• [ABOUT THIS EXERCISE]
Give each entry back by retyping it exactly as written.

(Dataset rows for apps and sites)
........

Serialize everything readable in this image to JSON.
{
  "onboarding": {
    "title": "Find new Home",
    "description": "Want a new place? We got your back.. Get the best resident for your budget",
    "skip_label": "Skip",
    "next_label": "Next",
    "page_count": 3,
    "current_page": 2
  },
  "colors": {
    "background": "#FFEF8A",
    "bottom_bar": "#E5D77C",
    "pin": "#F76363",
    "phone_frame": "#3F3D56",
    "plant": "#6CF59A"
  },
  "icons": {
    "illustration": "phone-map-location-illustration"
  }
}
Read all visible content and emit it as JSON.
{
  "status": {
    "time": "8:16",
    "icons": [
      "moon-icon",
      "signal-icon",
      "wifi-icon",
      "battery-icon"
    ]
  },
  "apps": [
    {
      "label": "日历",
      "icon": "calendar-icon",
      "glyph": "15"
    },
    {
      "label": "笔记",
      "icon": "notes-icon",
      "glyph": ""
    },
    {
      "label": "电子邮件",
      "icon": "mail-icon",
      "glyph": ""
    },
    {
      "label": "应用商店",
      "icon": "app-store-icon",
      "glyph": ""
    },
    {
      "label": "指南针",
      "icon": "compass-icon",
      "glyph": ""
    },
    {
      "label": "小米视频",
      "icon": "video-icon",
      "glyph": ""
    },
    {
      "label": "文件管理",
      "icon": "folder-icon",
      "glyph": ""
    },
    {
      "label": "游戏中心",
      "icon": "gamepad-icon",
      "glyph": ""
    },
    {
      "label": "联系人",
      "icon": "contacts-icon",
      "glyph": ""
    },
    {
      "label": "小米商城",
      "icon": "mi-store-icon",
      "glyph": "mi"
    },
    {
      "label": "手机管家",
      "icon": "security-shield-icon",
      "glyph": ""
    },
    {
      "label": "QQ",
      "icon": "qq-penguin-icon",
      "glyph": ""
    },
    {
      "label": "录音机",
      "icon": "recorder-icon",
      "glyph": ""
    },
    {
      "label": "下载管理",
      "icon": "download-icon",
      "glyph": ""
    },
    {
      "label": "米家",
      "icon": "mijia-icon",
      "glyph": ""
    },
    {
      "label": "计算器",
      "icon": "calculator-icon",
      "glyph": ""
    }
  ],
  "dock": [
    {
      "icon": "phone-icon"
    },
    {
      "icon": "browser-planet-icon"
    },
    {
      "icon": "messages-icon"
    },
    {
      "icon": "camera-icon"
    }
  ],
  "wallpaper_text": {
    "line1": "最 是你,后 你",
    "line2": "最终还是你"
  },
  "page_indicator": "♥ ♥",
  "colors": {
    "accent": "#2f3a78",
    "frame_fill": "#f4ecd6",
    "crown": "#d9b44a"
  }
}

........

• [RESULT OF THIS EXERCISE]
Serialize everything readable in this image to JSON.
{
  "onboarding": {
    "title": "Find new Home",
    "description": "Want a new place? We got your back.. Get the best resident for your budget",
    "skip_label": "Skip",
    "next_label": "Next",
    "page_count": 3,
    "current_page": 2
  },
  "colors": {
    "background": "#FFEF8A",
    "bottom_bar": "#E5D77C",
    "pin": "#F76363",
    "phone_frame": "#3F3D56",
    "plant": "#6CF59A"
  },
  "icons": {
    "illustration": "phone-map-location-illustration"
  }
}
Read all visible content and emit it as JSON.
{
  "status": {
    "time": "8:16",
    "icons": [
      "moon-icon",
      "signal-icon",
      "wifi-icon",
      "battery-icon"
    ]
  },
  "apps": [
    {
      "label": "日历",
      "icon": "calendar-icon",
      "glyph": "15"
    },
    {
      "label": "笔记",
      "icon": "notes-icon",
      "glyph": ""
    },
    {
      "label": "电子邮件",
      "icon": "mail-icon",
      "glyph": ""
    },
    {
      "label": "应用商店",
      "icon": "app-store-icon",
      "glyph": ""
    },
    {
      "label": "指南针",
      "icon": "compass-icon",
      "glyph": ""
    },
    {
      "label": "小米视频",
      "icon": "video-icon",
      "glyph": ""
    },
    {
      "label": "文件管理",
      "icon": "folder-icon",
      "glyph": ""
    },
    {
      "label": "游戏中心",
      "icon": "gamepad-icon",
      "glyph": ""
    },
    {
      "label": "联系人",
      "icon": "contacts-icon",
      "glyph": ""
    },
    {
      "label": "小米商城",
      "icon": "mi-store-icon",
      "glyph": "mi"
    },
    {
      "label": "手机管家",
      "icon": "security-shield-icon",
      "glyph": ""
    },
    {
      "label": "QQ",
      "icon": "qq-penguin-icon",
      "glyph": ""
    },
    {
      "label": "录音机",
      "icon": "recorder-icon",
      "glyph": ""
    },
    {
      "label": "下载管理",
      "icon": "download-icon",
      "glyph": ""
    },
    {
      "label": "米家",
      "icon": "mijia-icon",
      "glyph": ""
    },
    {
      "label": "计算器",
      "icon": "calculator-icon",
      "glyph": ""
    }
  ],
  "dock": [
    {
      "icon": "phone-icon"
    },
    {
      "icon": "browser-planet-icon"
    },
    {
      "icon": "messages-icon"
    },
    {
      "icon": "camera-icon"
    }
  ],
  "wallpaper_text": {
    "line1": "最 是你,后 你",
    "line2": "最终还是你"
  },
  "page_indicator": "♥ ♥",
  "colors": {
    "accent": "#2f3a78",
    "frame_fill": "#f4ecd6",
    "crown": "#d9b44a"
  }
}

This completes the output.